Rolling Stone – the veritable boomer bible which still finds reasons to put Dylan and the Dead on their cover – has apparently decided to take another swing at electronic music.

This time they’re clearly going deep and keeping the EDM cheese confined to their ongoing pop coverage. Following a wonderful piece on Jeff Mills and Afropop legend Tony Allen’s ongoing collaboration, they’ve given high marks to Specter’s latest album Built To Last and now talk to Pete Tong on the occasion of the 25th anniversary of the BBC Radio 1’s Essential Mix.

They’re asking great questions too. On the debut of the Essential Mix on October 30, 1993, Tong reveals that the great inspiration was WBLS and New York City’s amazing radio mix shows. “The idea of DJs doing continuous mixes on the radio I guess grew out of the popularity of the music from the days of disco,” he says. “In a city like New York, it still worked as a format”:

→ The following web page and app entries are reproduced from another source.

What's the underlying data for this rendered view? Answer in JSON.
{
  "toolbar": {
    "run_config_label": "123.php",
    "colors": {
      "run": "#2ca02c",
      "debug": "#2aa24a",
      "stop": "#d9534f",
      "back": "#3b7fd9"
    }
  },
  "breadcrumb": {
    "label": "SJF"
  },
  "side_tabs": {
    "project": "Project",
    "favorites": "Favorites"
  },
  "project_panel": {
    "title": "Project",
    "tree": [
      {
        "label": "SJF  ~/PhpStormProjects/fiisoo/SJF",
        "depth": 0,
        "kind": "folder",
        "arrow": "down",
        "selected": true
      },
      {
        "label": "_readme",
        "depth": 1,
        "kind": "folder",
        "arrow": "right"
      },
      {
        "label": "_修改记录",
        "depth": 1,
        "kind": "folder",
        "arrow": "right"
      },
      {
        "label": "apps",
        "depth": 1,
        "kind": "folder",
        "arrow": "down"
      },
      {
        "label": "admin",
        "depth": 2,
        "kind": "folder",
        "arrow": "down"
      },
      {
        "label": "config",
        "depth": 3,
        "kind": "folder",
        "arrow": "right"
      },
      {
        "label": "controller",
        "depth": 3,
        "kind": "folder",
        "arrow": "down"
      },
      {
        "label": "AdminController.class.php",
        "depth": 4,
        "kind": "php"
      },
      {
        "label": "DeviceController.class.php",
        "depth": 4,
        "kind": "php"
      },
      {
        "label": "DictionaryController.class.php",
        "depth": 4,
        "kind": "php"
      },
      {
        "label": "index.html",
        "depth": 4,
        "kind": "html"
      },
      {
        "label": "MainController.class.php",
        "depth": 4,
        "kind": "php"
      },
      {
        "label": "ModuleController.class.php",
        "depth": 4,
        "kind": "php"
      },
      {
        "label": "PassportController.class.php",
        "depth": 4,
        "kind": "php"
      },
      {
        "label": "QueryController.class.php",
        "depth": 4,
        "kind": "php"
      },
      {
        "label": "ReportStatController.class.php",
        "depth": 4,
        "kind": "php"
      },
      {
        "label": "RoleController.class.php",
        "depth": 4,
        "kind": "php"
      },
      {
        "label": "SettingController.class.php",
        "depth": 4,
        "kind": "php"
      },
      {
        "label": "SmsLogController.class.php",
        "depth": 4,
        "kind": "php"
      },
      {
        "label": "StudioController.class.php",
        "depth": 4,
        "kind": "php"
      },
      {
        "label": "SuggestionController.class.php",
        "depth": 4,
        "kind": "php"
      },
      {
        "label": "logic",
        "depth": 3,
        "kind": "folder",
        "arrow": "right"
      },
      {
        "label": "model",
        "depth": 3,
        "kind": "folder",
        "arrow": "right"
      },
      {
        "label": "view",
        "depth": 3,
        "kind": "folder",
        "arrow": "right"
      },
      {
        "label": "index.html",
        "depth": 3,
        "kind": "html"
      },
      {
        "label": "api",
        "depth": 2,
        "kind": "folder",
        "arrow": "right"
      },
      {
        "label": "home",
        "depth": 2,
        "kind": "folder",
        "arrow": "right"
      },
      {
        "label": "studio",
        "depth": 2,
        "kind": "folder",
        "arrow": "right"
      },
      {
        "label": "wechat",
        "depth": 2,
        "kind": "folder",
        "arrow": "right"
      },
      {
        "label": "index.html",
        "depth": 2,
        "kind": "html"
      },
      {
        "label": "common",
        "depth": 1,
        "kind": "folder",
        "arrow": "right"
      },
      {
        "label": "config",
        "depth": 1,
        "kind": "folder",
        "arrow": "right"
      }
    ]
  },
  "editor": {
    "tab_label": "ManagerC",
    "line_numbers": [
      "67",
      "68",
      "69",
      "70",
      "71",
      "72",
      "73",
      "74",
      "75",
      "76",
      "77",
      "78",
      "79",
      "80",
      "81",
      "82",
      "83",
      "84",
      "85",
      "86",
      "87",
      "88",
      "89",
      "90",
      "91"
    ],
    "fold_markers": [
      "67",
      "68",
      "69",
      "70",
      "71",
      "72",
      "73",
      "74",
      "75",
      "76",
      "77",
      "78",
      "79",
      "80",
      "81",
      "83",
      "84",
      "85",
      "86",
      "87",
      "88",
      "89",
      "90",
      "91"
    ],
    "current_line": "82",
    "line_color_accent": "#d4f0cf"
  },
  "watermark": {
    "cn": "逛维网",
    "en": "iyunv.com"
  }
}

WBLS, for sure, was a station I was really influenced by myself as a fan of radio in the Eighties. I kind of befriended John Morales and Sergio Munzabi. They were two early mix-show DJs. There was also Timmy Regisford and a guy called Merlin Bobb. Timmy in particular was a big influence and became a good friend of mine. He kind of showed me how they built mix-show radio over there. All the guys back then, obviously — Frankie Knuckles, David Morales, Louie Vega — I brought that all into how we wanted to do the show.

Timmy in particular was the first one. I remember going to his crib, and he showed me how he obviously has two copies of the same record. You’re doing your thing on the turntables, mixing it onto a reel-to-reel machine, and then running that reel-to-reel machine again and mixing two more records into that mix, and then recording it onto another reel-to-reel machine and then cutting the tape up, sticking it on the wall. It was kind of madness, and it kind of really expanded knowledge on the kind of possibilities of what we could do.

Read the whole coverage of the Essential Mix at 25 here.